He accuses animal rights advocates of "pre-scientific" anthropomorphism, attributing traits to animals that are, he says, Beatrix Potter-like, where "only man is vile." It is within this fiction that the appeal of animal rights lies, he argues. The world of animals is non-judgmental, filled with dogs who return our affection almost no matter what we do to them, and cats who pretend to be affectionate when, in fact, they care only about themselves. It is, he argues, a fantasy, a world of escape.
Evolutionary studies have provided explanations of altruistic behaviours in humans and nonhuman animals, and suggest similarities between humans and some nonhumans. Scientists such as Jane Goodall and Richard Dawkins believe in the capacity of nonhuman great apes, humans' closest relatives, to possess rationality and self-awareness.
In 2010, research led by psychologist Diana Reiss and zoologist Lori Marino was presented to a conference in San Diego, suggesting that dolphins are second in intelligence only to human beings, and concluded that they should be regarded as nonhuman persons. Marino used MRI scans to compare the dolphin and primate brain; she said the scans indicated there was "psychological continuity" between dolphins and humans. Reiss's research suggested that dolphins are able to solve complex problems, use tools, and pass the mirror test, using a mirror to inspect parts of their bodies.
Studies have established links between interpersonal violence and animal cruelty.
According to a paper published in 2000 by Harold Herzog and Lorna Dorr, previous academic surveys of attitudes towards animal rights have tended to suffer from small sample sizes and non-representative groups. However, a number of factors appear to correlate with the attitude of individuals regarding the treatment of animals and animal rights. These include gender, age, occupation, religion, and level of education. There has also been evidence to suggest that prior experience with companion animals may be a factor in people's attitudes.
Women are more likely to empathize with the cause of animal rights than men. A 1996 study of adolescents by Linda Pifer suggested that factors that may partially explain this discrepancy include attitudes towards feminism and science, scientific literacy, and the presence of a greater emphasis on "nurturance or compassion" amongst women.
A 2007 survey to examine whether or not people who believed in evolution were more likely to support animal rights than creationists and believers in intelligent design found that this was largely the case – according to the researchers, the respondents who were strong Christian fundamentalists and believers in creationism were less likely to advocate for animal rights than those who were less fundamentalist in their beliefs. The findings extended previous research, such as a 1992 study which found that 48% of animal rights activists were atheists or agnostic.

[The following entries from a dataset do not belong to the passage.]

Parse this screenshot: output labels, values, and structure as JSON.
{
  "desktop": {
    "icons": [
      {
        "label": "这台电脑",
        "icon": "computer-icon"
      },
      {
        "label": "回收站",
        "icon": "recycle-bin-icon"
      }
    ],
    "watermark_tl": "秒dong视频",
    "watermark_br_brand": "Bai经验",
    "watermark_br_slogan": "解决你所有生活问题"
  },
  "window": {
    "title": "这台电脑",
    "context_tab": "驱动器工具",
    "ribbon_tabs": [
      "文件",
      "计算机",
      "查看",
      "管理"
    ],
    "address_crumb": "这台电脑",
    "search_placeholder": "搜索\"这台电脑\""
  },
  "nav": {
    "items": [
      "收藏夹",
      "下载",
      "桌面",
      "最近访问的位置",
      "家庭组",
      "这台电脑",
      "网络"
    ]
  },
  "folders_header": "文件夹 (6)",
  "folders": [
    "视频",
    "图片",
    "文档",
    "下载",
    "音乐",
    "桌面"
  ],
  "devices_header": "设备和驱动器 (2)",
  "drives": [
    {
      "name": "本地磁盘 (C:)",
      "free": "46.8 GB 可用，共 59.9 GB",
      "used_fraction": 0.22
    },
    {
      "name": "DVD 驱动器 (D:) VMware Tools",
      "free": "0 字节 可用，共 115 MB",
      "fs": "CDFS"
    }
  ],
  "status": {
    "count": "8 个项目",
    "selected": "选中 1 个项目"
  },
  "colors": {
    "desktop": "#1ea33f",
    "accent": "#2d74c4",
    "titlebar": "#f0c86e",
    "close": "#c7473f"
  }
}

Two surveys found that attitudes towards animal rights tactics, such as direct action, are very diverse within the animal rights communities. Near half (50% and 39% in two surveys) of activists do not support direct action. One survey concluded "it would be a mistake to portray animal rights activists as homogeneous."